Researchers find ‘missing link’ for fast charging

New research could lead to fast-charge phones - Newsreel
New research has opened the way for phones to be charged in minutes in the future. | Photo: Leo Patrizi (iStock)

Researchers in the United States believe they have found the “missing link” that will allow batteries to be recharged within minutes.

A team at the University of Colorado in Boulder (CU) has discovered that charged particles (ions) move within a complete network of pores.

Previously they were thought to move in a single straight pore.

According to the research report, published in the latest Proceedings of the National Academy of Science, the findings modify Kirchhoff’s law, which has governed current flow in electrical circuits since 1845.

“Unlike electrons, ions move due to both electric fields and diffusion, and the researchers determined that their movements at pore intersections are different from what was described in Kirchhoff’s law,” the research report said.

CU Assistant Professor of chemical and biological engineering Ankur Gupta said the breakthrough could lead to the development of more efficient energy storage devices, such as supercapacitors.

He said, prior to the study, ion movements were only described in the literature in “one straight pore”.

Ion movement was now seen as a complex network of thousands of interconnected pores that could be “simulated and predicted in a few minutes”.

“That’s the leap of the work,” Gupta said. “We found the missing link.”

“Given the critical role of energy in the future of the planet, I felt inspired to apply my chemical engineering knowledge to advancing energy storage devices.

“It felt like the topic was somewhat underexplored and as such, the perfect opportunity.”

The researchers said it would take some time for the research to be applied in battery recharging but it opened the possibility of batteries being recharged in minutes.

The research report said the discovery was significant for storing energy in vehicles and electronic devices but also for power grids, where fluctuating energy demand required efficient storage to avoid waste.
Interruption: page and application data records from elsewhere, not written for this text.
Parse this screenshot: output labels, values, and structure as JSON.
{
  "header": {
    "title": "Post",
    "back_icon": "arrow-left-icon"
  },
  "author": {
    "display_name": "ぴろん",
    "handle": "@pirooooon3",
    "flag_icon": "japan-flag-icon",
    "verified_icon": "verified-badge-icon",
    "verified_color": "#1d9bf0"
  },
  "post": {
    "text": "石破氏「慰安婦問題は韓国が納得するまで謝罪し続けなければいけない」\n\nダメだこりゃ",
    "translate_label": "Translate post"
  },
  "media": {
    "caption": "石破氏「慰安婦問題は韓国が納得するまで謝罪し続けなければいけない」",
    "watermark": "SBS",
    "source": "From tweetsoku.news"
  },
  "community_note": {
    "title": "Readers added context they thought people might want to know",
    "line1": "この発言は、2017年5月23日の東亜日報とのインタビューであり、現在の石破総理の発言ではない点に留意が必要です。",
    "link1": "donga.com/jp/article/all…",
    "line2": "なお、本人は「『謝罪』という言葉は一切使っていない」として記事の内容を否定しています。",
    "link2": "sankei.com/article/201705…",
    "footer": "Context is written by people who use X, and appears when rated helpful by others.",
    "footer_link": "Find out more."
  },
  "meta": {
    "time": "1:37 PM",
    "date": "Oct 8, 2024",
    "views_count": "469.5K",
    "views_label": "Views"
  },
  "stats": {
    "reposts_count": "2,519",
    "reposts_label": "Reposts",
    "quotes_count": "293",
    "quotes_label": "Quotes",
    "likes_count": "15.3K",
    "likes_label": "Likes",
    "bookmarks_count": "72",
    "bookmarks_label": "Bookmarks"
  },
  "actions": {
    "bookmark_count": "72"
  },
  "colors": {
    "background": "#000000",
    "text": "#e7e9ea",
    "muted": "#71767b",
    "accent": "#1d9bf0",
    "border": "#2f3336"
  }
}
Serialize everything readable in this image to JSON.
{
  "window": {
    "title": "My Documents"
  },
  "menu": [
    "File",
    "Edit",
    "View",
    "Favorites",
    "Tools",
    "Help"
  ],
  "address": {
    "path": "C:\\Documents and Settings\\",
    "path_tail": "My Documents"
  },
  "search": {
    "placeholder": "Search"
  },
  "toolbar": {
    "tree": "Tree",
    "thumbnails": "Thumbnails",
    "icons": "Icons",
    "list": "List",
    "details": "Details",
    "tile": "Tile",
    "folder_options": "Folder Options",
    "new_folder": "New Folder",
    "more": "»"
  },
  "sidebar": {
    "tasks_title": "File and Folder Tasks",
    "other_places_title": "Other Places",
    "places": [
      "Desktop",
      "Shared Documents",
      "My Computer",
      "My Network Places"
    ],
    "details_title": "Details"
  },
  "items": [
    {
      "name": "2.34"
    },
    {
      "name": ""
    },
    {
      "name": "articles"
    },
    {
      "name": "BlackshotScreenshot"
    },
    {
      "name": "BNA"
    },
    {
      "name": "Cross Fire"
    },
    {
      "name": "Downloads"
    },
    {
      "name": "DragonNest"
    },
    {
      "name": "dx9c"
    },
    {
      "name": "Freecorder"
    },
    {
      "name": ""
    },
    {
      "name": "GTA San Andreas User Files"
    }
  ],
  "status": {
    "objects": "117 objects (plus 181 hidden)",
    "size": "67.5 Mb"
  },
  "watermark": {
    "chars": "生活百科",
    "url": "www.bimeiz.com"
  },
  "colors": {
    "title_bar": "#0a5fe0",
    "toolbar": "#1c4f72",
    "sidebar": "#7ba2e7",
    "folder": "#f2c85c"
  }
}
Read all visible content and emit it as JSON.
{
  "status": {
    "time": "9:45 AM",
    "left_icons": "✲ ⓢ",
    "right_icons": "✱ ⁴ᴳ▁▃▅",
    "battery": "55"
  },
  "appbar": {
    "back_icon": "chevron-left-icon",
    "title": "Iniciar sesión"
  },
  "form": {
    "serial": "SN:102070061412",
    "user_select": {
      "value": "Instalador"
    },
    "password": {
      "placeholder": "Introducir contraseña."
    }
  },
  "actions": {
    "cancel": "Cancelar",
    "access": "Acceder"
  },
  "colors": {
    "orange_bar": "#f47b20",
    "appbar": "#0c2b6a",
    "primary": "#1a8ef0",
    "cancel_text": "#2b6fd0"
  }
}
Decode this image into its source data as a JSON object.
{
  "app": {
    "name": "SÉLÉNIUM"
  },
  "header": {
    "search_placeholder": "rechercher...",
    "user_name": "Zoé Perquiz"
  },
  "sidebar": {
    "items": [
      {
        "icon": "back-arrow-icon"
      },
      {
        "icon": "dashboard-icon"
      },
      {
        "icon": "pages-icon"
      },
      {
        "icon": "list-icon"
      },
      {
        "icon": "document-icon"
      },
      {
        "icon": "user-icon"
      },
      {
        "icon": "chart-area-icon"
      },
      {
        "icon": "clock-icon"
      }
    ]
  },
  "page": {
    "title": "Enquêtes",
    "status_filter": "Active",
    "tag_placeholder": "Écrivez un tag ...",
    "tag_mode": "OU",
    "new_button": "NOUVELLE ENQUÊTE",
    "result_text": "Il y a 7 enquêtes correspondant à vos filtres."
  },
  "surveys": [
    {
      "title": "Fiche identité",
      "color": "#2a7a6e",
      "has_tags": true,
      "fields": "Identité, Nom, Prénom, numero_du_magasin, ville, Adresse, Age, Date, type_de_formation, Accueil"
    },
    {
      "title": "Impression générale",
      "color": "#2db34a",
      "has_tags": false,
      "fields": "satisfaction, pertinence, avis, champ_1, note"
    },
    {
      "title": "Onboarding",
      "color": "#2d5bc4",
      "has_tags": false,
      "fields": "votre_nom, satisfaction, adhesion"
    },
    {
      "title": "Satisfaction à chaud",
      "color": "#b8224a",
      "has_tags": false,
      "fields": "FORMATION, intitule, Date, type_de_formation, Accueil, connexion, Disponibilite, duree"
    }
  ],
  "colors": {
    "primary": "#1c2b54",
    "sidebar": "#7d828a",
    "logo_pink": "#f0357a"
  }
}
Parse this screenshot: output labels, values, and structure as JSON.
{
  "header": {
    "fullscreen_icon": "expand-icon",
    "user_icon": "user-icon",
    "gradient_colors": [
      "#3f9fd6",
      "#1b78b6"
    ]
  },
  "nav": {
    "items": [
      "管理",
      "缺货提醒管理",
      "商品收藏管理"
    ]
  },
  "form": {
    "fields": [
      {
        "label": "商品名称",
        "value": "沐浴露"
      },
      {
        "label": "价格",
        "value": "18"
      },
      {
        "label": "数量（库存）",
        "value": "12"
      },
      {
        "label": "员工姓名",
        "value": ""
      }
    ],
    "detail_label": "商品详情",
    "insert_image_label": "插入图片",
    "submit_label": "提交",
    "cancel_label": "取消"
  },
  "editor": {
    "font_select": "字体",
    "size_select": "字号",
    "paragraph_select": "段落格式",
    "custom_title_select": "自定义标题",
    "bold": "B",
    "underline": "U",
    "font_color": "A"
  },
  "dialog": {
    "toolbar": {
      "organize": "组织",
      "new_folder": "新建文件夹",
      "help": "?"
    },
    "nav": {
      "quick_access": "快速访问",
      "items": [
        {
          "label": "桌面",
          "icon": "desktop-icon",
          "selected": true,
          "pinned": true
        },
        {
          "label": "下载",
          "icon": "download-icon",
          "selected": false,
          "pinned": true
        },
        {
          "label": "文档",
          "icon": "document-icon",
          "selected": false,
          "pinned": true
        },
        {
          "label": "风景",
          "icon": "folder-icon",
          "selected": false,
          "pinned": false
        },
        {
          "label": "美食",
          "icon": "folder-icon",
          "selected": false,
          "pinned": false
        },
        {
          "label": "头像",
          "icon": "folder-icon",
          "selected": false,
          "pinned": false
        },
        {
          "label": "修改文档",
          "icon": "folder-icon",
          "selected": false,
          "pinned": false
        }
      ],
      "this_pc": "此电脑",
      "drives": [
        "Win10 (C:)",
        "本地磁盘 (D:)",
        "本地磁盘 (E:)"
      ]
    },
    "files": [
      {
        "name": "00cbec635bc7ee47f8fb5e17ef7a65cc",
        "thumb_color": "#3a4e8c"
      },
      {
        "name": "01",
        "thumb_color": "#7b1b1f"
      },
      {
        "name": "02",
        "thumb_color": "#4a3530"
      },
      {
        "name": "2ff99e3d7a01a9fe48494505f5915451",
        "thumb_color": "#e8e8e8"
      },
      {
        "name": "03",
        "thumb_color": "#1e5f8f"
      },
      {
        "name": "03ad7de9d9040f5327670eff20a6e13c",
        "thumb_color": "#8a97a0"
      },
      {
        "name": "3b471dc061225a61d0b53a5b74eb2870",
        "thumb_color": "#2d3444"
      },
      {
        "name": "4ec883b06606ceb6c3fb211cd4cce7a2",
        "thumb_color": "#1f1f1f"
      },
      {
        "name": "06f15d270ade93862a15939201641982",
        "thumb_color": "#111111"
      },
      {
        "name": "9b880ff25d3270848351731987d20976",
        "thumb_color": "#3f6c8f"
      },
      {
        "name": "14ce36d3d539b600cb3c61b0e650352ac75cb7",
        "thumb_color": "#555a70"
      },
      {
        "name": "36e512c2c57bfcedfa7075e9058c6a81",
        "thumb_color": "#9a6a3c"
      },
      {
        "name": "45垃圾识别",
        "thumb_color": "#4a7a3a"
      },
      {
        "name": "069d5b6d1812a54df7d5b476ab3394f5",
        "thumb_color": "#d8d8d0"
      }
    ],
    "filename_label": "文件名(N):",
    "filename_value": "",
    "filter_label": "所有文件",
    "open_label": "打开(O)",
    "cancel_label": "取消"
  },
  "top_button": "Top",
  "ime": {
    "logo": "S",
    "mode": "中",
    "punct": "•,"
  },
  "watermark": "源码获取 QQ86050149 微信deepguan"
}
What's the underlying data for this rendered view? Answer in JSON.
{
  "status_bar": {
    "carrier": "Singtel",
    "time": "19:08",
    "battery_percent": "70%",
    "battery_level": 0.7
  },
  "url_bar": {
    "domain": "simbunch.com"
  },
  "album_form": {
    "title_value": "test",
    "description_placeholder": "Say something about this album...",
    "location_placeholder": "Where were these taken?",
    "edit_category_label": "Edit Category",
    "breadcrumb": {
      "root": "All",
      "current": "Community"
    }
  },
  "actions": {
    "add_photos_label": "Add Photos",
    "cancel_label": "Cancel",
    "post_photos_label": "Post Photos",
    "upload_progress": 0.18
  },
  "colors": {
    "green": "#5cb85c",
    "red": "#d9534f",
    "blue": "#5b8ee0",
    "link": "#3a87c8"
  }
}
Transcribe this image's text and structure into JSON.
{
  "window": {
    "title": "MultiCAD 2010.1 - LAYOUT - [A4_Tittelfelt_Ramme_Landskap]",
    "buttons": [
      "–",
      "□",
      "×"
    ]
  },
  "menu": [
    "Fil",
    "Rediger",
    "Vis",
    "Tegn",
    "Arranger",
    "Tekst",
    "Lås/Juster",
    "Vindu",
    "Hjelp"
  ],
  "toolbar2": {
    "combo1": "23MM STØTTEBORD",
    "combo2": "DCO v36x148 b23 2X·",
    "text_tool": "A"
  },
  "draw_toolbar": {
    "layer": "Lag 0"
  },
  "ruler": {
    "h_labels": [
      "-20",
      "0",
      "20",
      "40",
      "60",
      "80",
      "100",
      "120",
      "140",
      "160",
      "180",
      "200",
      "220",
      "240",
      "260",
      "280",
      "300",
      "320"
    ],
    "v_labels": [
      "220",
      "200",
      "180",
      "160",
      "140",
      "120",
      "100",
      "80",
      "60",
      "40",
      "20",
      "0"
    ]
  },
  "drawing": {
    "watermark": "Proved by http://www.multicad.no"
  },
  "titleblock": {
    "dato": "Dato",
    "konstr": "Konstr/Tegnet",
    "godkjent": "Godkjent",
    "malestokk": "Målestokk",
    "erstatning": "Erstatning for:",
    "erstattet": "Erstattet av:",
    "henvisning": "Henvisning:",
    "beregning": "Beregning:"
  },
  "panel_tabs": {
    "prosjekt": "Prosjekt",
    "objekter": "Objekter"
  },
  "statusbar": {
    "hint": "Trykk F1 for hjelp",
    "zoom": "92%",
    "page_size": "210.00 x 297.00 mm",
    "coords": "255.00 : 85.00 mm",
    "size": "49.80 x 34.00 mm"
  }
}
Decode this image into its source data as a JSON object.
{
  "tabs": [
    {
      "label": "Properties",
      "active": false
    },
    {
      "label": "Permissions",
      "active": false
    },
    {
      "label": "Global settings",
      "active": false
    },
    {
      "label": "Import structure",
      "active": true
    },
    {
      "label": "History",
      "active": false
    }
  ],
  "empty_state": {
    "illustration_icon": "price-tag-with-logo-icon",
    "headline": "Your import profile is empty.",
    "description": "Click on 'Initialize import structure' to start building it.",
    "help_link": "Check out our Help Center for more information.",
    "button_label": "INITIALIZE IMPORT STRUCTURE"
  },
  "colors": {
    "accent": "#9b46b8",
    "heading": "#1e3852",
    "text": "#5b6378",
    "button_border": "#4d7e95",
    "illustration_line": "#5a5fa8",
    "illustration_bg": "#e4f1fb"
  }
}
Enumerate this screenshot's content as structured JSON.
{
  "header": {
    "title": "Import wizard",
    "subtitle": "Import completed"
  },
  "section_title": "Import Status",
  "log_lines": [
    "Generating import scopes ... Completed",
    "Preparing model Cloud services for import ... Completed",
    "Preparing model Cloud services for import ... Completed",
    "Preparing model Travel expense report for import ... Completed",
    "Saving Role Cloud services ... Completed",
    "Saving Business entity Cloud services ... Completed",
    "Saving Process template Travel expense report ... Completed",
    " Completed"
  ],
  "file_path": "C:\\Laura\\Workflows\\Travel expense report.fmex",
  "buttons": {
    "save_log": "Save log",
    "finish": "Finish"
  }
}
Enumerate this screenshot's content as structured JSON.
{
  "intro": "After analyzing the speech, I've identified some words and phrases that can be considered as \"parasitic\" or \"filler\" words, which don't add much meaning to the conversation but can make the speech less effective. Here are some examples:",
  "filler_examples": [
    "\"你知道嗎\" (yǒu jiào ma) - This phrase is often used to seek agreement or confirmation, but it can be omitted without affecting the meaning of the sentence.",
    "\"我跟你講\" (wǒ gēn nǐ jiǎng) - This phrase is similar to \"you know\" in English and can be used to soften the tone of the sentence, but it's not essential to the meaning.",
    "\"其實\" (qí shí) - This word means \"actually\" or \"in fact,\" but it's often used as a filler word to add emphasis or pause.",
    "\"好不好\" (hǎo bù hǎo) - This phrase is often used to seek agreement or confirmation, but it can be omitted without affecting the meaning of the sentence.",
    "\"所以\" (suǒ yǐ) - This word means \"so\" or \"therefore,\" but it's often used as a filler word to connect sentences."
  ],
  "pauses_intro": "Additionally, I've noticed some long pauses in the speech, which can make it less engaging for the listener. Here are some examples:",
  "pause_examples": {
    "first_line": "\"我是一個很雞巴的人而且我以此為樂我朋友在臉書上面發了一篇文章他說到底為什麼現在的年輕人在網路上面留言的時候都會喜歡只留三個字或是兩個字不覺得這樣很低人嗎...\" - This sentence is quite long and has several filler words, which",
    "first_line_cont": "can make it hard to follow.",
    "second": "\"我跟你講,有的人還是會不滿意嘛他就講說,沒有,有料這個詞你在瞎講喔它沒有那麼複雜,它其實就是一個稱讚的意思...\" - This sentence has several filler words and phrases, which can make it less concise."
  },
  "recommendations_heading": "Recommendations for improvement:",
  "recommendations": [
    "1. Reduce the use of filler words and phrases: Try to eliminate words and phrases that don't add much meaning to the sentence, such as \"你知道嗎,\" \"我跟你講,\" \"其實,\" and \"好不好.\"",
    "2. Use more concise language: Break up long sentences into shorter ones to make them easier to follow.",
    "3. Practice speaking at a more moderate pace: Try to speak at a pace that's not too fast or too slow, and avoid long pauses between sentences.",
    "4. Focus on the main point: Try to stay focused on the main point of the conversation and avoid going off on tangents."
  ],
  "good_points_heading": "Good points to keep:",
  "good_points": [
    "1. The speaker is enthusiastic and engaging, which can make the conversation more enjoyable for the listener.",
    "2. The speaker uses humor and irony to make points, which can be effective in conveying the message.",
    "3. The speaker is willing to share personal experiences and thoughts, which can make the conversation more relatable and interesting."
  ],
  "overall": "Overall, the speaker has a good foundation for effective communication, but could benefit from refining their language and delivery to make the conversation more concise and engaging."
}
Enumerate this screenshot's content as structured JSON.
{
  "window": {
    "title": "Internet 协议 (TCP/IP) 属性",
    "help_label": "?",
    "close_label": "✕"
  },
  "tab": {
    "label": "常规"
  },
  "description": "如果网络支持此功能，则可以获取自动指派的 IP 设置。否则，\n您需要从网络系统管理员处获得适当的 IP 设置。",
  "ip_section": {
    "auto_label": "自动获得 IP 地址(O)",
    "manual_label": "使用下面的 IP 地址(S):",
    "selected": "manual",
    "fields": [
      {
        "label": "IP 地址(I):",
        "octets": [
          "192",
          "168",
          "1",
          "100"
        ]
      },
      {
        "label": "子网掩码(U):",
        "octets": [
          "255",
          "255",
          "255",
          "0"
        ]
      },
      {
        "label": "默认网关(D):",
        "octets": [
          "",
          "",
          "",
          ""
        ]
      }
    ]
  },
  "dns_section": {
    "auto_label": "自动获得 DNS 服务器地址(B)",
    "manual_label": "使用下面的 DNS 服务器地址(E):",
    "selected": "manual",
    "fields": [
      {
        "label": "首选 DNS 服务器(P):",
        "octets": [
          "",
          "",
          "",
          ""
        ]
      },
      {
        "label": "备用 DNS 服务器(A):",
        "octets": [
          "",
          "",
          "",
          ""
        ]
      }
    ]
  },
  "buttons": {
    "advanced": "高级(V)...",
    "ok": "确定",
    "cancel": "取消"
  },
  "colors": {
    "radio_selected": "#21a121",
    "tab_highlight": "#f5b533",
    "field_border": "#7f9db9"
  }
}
“The primary appeal of supercapacitors lies in their speed,” Dr Gupta said. “So how can we make their charging and release of energy faster? By the more efficient movement of ions.”

More information can be found at the University of Colorado website.